**How to complete this task:** Pick out the lines below that include the string "false".

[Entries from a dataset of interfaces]
★ ★ ★
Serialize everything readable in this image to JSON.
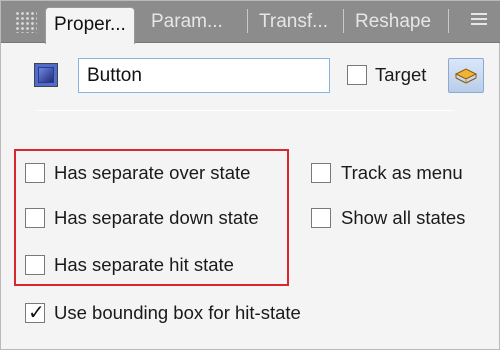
{
  "tabs": [
    {
      "label": "Proper...",
      "active": true
    },
    {
      "label": "Param...",
      "active": false
    },
    {
      "label": "Transf...",
      "active": false
    },
    {
      "label": "Reshape",
      "active": false
    }
  ],
  "header": {
    "name_value": "Button",
    "target_label": "Target",
    "target_checked": false
  },
  "options": {
    "over_state_label": "Has separate over state",
    "down_state_label": "Has separate down state",
    "hit_state_label": "Has separate hit state",
    "track_menu_label": "Track as menu",
    "show_all_label": "Show all states",
    "bounding_box_label": "Use bounding box for hit-state"
  },
  "checked": {
    "over_state": false,
    "down_state": false,
    "hit_state": false,
    "track_menu": false,
    "show_all": false,
    "bounding_box": true
  },
  "colors": {
    "highlight": "#d9272e",
    "tab_strip": "#8c8c8c",
    "input_border": "#8ab4e0"
  },
  "icons": [
    "grip-icon",
    "tab-menu-icon",
    "color-swatch-icon",
    "target-select-icon"
  ]
}
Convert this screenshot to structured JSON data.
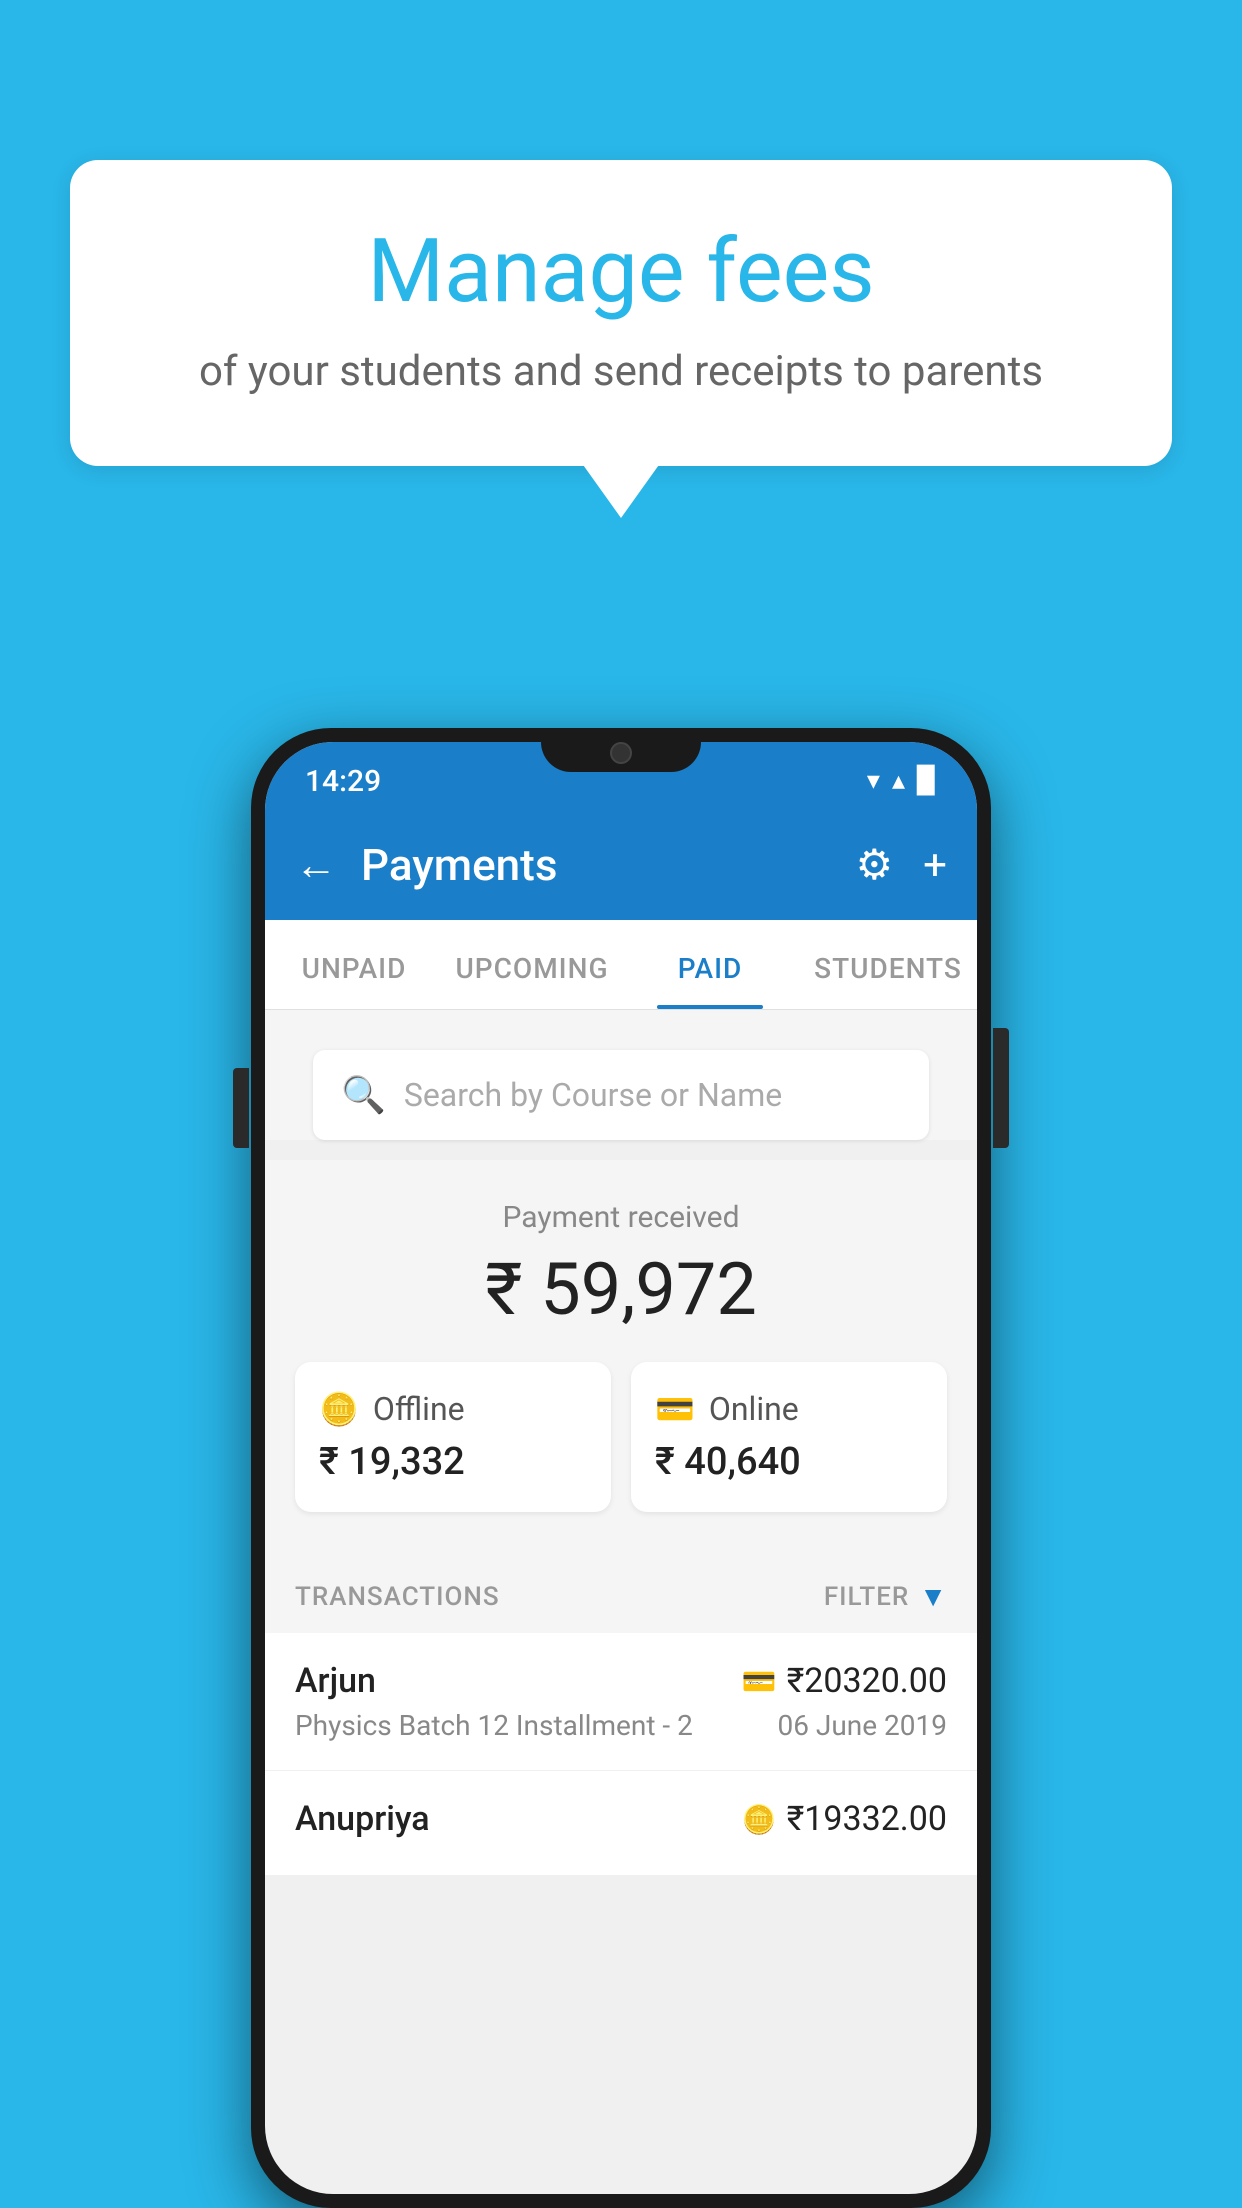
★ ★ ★
**Answer box:**
      "active": false
      "active": false
      "active": false
    "target_checked": false
    "over_state": false,
    "down_state": false,
    "hit_state": false,
    "track_menu": false,
    "show_all": false,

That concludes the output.